Aug 18 End of Ramadan
Sep 24 National Day
Oct 24 Sacrifice Feast
Nov 14 Readjustment Movement Day
Dec 25 Christmas Day
Please note these dates are for 2013. For a current list of public holidays go to: http://www.worldtravelguide.net/Guinea-Bissau/public-holidays
Health and Safety
Intrepid takes the health and safety of its travellers seriously, and takes every measure to ensure that trips are safe, fun and enjoyable for everyone. We recommend that all travellers check with their government or national travel advisory organisation for the latest information before departure:
From New Zealand?
Go to: http://www.voyage.gc.ca/
Go to: http://travel.state.gov/
Go to: http://www.fco.gov.uk/en/
The World Health Organisation
also provides useful health information:
Go to: http://www.who.int/en/
Guinea-bissau Travel Tips
Intrepid is committed to travelling in a way that is respectful of local people, their culture, local economies and the environment. It's important to remember that what may be acceptable behaviour, dress and language in your own country, may not be appropriate in another. Please keep this in mind while travelling.
Top responsible travel tips for Guinea-bissau
1. Be considerate of Guinea-Bissau’s customs, traditions, religion and culture.
2. Dress modestly and respectfully. Shoulders to knees should be covered, especially when entering places of worship.
3. For environmental reasons, try to avoid buying bottled water. Fill a reusable water bottle or canteen with filtered water.
4. Always dispose of litter thoughtfully, including cigarette butts.
5. When bargaining at markets, stay calm, be reasonable and keep a smile on your face.
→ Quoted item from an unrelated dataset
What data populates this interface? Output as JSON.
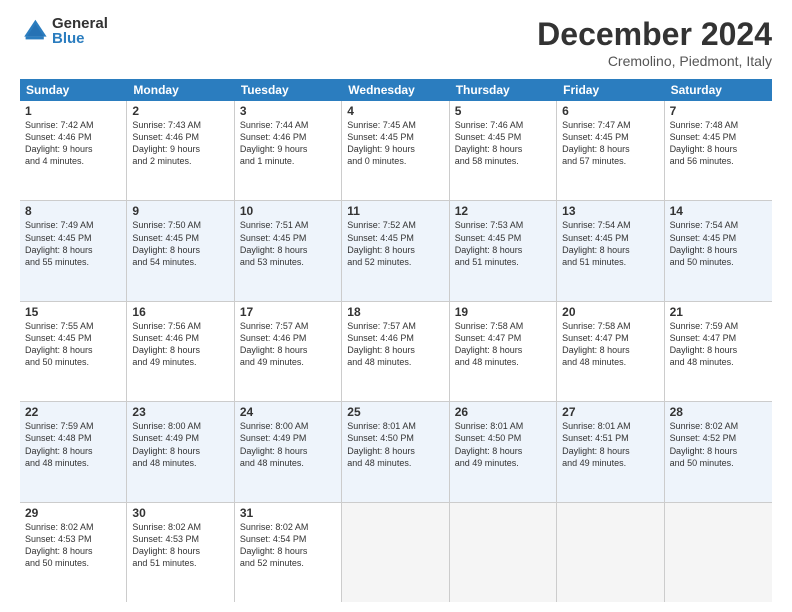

It's meant to be fun!
6. Learn some local language and don't be afraid to use it - simple greetings will help break the ice.
7. Shop for locally made products. Supporting local artisans helps keep traditional crafts alive.
8. Refrain from supporting businesses that exploit or abuse endangered animals.
9. Please ask and receive permission before taking photos of people, including children.
10. When on community visits or homestays, refrain from giving gifts or money to locals.
|Meeting the Invisible Man||Toby Green|
|Amilcar Cabral: Revolutionary Leadership And People's War||Patrick Chabal|